INPUT DATA
┄┄┄┄┄┄

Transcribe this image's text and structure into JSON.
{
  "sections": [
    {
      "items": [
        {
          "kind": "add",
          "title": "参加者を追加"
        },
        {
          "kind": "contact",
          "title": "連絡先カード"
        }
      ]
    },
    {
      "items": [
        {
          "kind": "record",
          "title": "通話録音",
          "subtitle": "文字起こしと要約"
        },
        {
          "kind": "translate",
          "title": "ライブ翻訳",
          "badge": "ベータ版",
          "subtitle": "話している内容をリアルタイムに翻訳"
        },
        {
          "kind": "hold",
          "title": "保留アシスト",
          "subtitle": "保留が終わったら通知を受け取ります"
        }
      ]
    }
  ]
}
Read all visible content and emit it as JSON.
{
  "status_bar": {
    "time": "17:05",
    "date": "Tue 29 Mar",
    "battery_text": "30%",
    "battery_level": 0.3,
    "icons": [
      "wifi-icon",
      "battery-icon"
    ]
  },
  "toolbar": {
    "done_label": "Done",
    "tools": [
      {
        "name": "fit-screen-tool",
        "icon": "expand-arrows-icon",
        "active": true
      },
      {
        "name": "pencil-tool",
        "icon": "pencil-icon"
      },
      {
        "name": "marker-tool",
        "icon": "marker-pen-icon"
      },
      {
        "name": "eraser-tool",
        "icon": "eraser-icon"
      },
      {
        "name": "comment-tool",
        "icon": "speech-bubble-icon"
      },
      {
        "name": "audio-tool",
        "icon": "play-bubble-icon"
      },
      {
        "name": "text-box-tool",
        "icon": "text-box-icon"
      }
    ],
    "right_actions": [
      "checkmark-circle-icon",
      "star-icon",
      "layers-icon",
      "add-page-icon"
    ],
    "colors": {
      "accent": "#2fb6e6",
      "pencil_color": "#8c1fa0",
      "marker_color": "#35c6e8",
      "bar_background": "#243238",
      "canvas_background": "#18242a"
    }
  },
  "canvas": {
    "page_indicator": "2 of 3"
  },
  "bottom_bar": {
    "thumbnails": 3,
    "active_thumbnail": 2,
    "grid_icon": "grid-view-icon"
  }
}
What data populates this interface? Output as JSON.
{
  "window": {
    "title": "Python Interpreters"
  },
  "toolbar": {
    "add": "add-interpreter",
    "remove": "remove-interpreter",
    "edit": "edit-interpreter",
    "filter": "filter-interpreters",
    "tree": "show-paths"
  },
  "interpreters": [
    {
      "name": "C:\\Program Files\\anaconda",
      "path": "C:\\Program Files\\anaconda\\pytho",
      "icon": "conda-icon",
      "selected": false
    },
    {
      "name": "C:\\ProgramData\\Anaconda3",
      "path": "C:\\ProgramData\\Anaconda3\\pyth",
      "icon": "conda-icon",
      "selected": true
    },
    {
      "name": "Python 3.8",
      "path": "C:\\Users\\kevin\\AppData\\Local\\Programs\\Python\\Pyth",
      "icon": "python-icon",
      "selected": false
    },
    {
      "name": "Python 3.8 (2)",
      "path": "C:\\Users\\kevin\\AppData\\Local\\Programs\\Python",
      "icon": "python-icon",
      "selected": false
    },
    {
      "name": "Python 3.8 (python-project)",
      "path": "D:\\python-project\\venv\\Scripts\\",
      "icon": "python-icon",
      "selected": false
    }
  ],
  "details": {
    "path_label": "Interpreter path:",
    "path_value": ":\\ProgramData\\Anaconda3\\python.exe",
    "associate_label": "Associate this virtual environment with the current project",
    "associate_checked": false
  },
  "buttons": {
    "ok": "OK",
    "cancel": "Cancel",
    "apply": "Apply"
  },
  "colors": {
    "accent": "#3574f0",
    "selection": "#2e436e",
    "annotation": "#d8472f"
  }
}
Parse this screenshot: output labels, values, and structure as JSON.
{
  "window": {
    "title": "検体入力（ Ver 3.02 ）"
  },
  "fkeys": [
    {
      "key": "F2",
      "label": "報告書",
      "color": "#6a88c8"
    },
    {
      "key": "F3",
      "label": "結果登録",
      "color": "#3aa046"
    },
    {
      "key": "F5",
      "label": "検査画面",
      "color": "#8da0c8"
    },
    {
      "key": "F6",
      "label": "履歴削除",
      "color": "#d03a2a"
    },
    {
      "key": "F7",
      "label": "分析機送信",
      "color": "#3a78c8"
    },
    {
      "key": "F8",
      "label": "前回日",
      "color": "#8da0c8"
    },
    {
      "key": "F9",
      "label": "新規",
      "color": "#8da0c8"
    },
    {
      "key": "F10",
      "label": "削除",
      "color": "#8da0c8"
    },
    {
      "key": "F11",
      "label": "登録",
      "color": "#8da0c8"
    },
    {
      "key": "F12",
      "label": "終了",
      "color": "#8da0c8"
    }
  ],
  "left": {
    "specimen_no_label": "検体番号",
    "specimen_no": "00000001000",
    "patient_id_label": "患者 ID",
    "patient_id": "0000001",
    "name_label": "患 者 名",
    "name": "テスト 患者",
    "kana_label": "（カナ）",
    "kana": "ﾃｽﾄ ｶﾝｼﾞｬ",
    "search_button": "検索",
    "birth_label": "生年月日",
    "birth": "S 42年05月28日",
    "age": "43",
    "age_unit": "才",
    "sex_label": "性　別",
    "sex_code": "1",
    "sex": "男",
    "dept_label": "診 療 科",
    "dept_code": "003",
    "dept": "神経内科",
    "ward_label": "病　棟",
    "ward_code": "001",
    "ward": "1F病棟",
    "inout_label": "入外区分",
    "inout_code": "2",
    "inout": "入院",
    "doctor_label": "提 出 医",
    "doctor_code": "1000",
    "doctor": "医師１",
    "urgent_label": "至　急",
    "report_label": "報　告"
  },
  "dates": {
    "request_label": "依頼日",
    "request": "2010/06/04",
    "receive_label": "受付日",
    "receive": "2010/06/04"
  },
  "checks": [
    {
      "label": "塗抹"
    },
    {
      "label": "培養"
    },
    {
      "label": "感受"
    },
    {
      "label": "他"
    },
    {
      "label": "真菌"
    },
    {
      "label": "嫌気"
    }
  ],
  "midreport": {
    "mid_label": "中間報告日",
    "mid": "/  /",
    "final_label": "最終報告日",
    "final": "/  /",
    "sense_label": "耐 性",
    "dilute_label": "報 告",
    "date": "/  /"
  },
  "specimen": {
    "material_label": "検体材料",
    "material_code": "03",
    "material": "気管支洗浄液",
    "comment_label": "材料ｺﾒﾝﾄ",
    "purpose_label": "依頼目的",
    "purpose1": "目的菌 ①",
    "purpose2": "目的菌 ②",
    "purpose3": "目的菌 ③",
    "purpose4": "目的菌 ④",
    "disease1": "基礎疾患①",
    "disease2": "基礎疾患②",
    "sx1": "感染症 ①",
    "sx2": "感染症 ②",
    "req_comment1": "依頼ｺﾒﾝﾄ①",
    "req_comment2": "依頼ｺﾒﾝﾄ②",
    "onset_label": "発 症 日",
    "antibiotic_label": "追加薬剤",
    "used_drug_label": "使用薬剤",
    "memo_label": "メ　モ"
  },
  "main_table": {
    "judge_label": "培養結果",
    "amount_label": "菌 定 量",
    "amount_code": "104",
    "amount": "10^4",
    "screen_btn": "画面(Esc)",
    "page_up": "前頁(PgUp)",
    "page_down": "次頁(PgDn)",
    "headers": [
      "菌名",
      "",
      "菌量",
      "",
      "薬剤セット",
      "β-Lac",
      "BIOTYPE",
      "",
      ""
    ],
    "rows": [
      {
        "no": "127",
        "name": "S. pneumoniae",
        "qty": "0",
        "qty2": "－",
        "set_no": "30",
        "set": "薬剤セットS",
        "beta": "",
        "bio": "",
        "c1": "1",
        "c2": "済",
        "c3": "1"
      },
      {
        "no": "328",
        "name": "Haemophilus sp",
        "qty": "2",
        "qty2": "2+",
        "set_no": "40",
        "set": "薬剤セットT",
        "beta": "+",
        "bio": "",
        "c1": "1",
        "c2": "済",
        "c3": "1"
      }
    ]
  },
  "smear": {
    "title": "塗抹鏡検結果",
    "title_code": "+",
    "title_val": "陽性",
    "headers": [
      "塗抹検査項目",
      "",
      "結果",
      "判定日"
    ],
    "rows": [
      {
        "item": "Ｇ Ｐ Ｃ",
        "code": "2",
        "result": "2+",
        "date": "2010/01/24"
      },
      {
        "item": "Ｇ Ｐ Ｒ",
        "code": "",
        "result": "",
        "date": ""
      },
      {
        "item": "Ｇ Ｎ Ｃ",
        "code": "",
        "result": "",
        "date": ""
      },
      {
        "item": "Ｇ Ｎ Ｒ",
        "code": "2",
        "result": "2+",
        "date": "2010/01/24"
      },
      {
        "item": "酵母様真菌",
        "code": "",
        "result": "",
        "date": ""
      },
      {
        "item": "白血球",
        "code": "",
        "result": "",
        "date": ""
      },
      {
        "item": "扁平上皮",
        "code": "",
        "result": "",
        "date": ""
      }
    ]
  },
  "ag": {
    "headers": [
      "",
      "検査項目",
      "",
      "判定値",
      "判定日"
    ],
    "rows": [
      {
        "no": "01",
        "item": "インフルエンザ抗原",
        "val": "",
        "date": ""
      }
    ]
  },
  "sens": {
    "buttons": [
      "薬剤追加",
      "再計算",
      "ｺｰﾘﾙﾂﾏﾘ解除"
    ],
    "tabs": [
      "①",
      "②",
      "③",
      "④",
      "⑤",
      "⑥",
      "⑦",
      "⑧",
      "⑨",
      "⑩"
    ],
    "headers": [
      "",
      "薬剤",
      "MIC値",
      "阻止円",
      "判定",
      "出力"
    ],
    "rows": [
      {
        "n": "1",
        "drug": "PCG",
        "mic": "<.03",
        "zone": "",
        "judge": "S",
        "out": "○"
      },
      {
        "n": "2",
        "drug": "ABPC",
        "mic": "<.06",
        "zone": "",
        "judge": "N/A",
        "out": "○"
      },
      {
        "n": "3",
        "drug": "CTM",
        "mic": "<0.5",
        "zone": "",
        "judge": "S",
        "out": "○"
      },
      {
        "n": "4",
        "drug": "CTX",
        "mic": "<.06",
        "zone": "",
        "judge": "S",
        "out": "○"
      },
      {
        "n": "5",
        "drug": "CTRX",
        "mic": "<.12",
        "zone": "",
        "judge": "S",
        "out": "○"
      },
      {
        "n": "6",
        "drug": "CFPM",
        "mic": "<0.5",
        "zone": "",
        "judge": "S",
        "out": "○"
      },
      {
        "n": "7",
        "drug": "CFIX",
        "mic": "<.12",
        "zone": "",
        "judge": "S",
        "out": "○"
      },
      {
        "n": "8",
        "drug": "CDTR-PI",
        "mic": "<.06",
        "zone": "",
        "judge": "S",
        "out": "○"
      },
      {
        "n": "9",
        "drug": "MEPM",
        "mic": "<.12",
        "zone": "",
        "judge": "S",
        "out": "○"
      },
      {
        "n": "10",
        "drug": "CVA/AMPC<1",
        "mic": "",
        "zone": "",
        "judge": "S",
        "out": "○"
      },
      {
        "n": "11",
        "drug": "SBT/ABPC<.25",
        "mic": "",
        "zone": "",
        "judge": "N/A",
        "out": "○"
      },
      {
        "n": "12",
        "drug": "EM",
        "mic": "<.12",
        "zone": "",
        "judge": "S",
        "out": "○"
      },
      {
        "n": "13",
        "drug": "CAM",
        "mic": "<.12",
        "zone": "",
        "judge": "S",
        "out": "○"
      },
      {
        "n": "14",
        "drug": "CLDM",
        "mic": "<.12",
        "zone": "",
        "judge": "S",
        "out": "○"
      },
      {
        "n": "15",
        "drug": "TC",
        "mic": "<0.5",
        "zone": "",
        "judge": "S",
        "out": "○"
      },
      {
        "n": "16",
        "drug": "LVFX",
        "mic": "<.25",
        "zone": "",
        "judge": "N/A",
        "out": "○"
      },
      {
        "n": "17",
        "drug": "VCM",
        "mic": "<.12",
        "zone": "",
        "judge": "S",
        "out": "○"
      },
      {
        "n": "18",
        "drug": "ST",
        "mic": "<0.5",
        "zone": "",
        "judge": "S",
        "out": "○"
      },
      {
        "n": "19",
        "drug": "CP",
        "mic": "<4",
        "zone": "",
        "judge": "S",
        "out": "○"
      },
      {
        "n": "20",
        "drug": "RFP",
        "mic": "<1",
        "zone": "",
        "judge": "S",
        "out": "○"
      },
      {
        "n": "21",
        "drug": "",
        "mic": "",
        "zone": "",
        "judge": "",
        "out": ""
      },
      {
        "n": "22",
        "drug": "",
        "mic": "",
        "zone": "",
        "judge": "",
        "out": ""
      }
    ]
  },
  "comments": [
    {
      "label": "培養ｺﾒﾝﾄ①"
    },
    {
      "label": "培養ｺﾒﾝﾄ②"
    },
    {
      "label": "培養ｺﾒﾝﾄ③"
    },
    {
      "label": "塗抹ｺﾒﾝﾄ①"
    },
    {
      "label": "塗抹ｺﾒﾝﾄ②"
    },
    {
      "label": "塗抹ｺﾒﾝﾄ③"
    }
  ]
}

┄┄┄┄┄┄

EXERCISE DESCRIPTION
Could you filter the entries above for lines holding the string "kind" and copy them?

ANSWER FOR THIS EXERCISE
          "kind": "add",
          "kind": "contact",
          "kind": "record",
          "kind": "translate",
          "kind": "hold",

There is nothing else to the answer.